Data for the task ::
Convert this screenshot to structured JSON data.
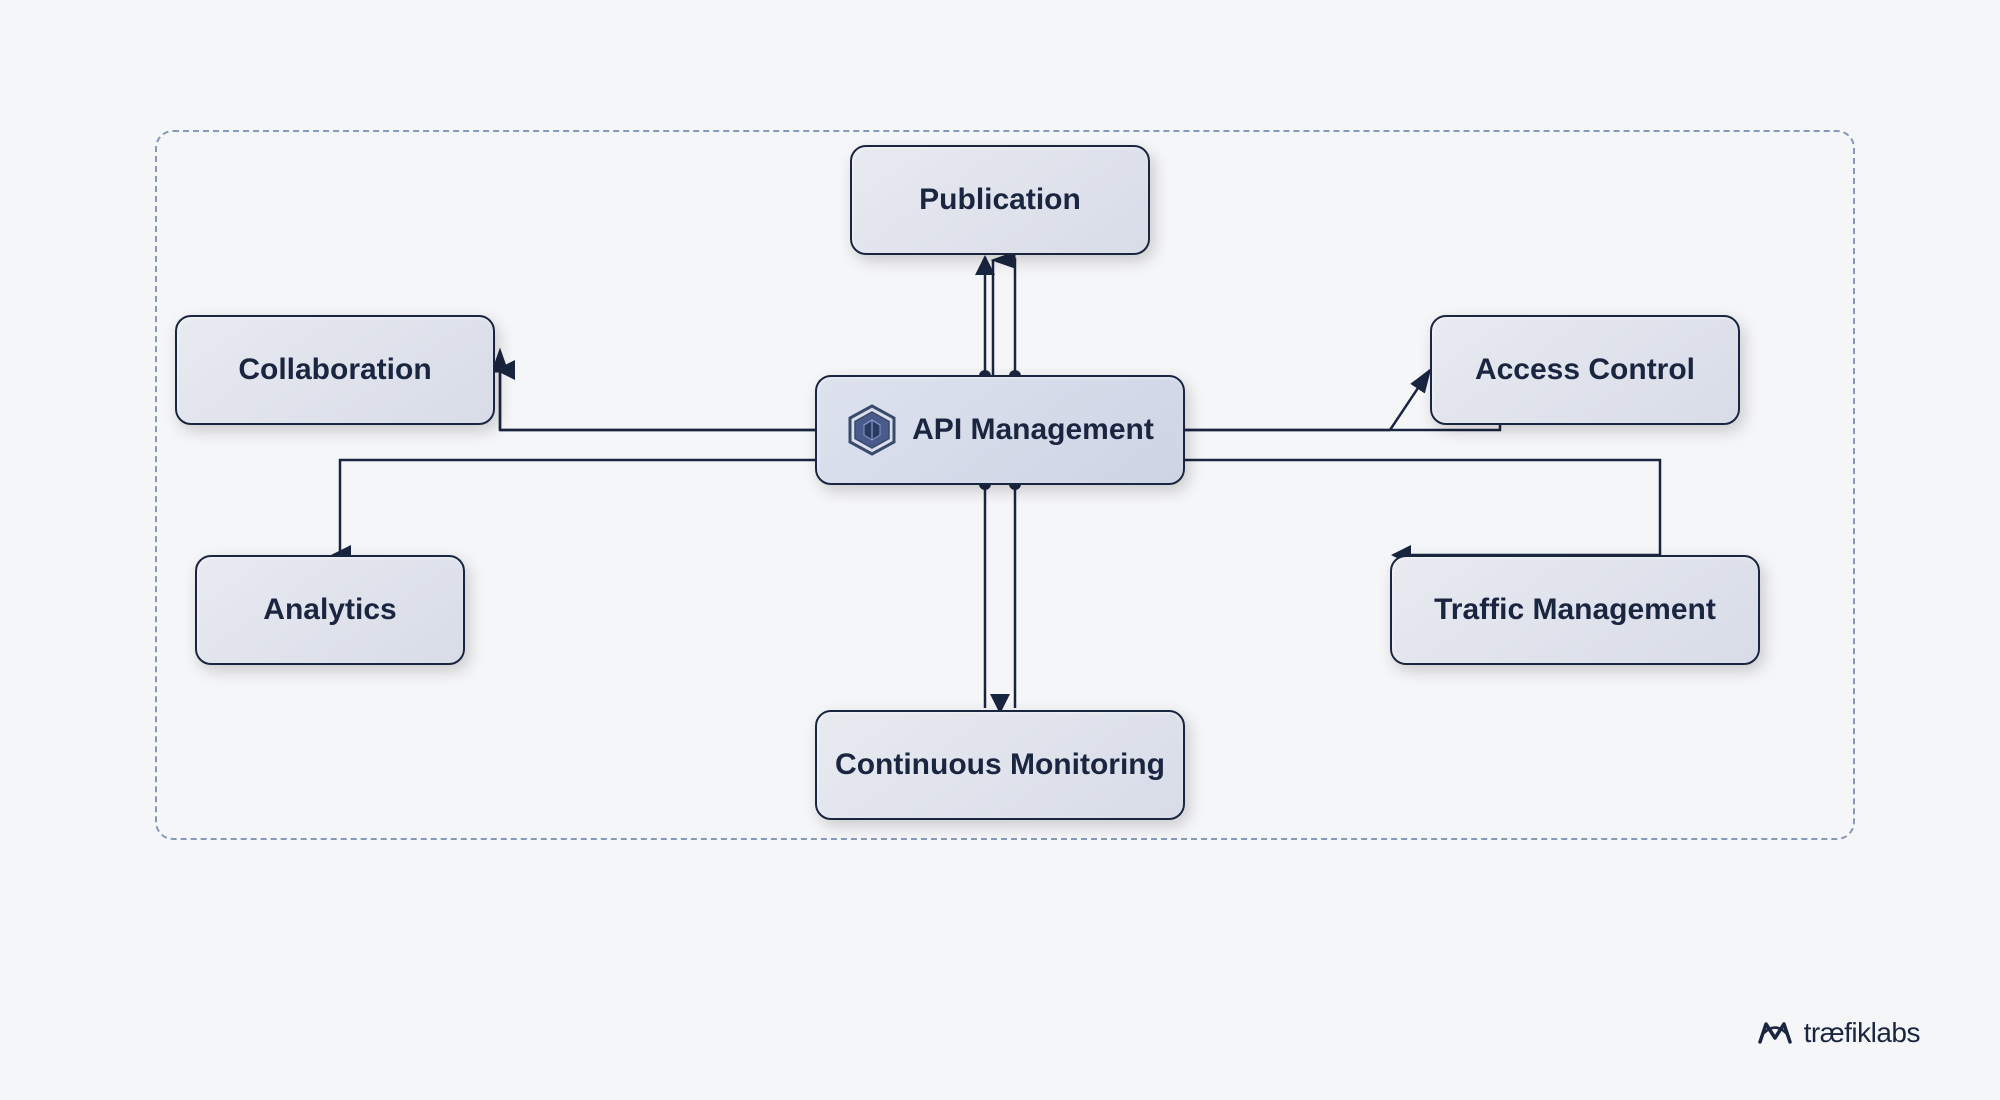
{
  "nodes": {
    "publication": {
      "label": "Publication"
    },
    "collaboration": {
      "label": "Collaboration"
    },
    "access_control": {
      "label": "Access Control"
    },
    "api_management": {
      "label": "API Management"
    },
    "analytics": {
      "label": "Analytics"
    },
    "traffic_management": {
      "label": "Traffic Management"
    },
    "continuous_monitoring": {
      "label": "Continuous Monitoring"
    }
  },
  "logo": {
    "text": "træfik",
    "suffix": "labs"
  }
}
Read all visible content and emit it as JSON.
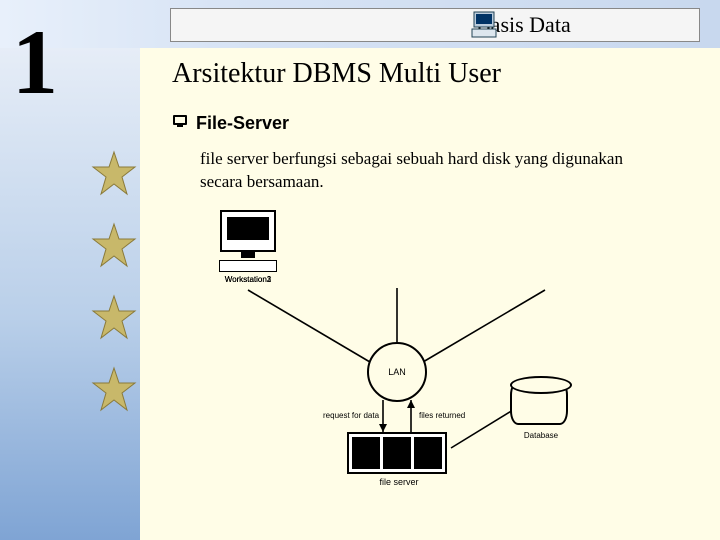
{
  "header": {
    "title": "Basis Data"
  },
  "chapter": {
    "number": "1"
  },
  "main": {
    "title": "Arsitektur DBMS Multi User",
    "sub_title": "File-Server",
    "body": "file server berfungsi sebagai sebuah hard disk yang digunakan secara bersamaan."
  },
  "diagram": {
    "ws1": "Workstation1",
    "ws2": "Workstation2",
    "ws3": "Workstation3",
    "lan": "LAN",
    "req": "request for data",
    "ret": "files returned",
    "fileserver": "file server",
    "database": "Database"
  }
}
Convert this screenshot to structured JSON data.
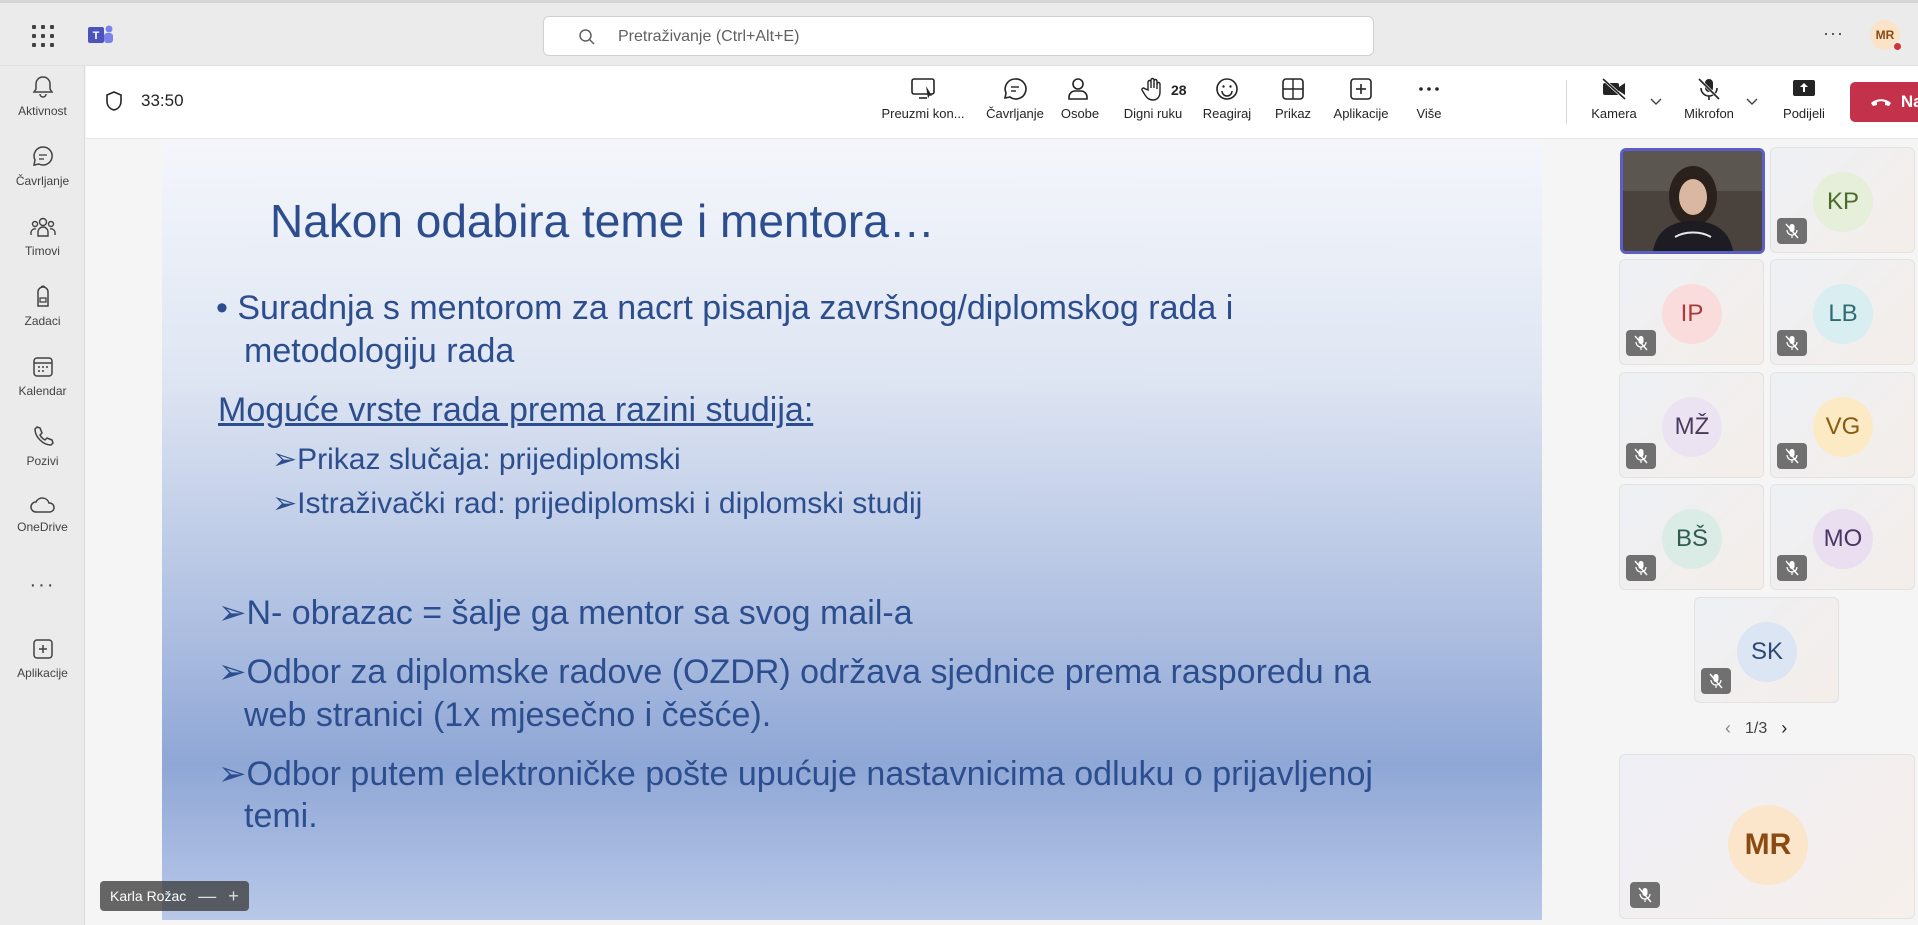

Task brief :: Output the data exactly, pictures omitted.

Task answer ::
Convert this screenshot to structured JSON data.
{
  "nodes": {
    "publication": {
      "label": "Publication"
    },
    "collaboration": {
      "label": "Collaboration"
    },
    "access_control": {
      "label": "Access Control"
    },
    "api_management": {
      "label": "API Management"
    },
    "analytics": {
      "label": "Analytics"
    },
    "traffic_management": {
      "label": "Traffic Management"
    },
    "continuous_monitoring": {
      "label": "Continuous Monitoring"
    }
  },
  "logo": {
    "text": "træfik",
    "suffix": "labs"
  }
}
Read all visible content and emit it as JSON.
{
  "header": {
    "title": "Basis Data"
  },
  "chapter": {
    "number": "1"
  },
  "main": {
    "title": "Arsitektur DBMS Multi User",
    "sub_title": "File-Server",
    "body": "file server berfungsi sebagai sebuah hard disk yang digunakan secara bersamaan."
  },
  "diagram": {
    "ws1": "Workstation1",
    "ws2": "Workstation2",
    "ws3": "Workstation3",
    "lan": "LAN",
    "req": "request for data",
    "ret": "files returned",
    "fileserver": "file server",
    "database": "Database"
  }
}
Convert this screenshot to structured JSON data.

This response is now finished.